| WHAT IS BEING ASKED |
What lines of the material hold the string "Example"? Pull each of them out.

| INFORMATION SHOWN |
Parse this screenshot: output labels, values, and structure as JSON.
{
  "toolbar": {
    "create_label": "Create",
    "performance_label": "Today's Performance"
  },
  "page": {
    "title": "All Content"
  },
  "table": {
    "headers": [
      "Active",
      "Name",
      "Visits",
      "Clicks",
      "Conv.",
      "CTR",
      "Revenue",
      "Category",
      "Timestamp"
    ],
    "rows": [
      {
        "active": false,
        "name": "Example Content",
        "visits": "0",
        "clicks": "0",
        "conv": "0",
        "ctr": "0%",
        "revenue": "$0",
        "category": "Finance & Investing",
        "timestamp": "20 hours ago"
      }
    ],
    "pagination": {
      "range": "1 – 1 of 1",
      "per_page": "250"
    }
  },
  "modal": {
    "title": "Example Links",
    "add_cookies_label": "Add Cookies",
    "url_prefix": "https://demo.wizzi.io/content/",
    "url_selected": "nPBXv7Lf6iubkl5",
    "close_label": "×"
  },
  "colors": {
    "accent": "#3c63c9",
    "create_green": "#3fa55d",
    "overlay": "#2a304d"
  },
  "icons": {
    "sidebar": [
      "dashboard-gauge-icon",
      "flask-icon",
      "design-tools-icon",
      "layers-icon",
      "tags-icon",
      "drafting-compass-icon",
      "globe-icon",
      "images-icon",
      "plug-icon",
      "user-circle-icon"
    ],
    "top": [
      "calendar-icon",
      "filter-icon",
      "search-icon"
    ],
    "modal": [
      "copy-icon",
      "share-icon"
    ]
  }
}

| PROBLEM SOLUTION |
        "name": "Example Content",
    "title": "Example Links",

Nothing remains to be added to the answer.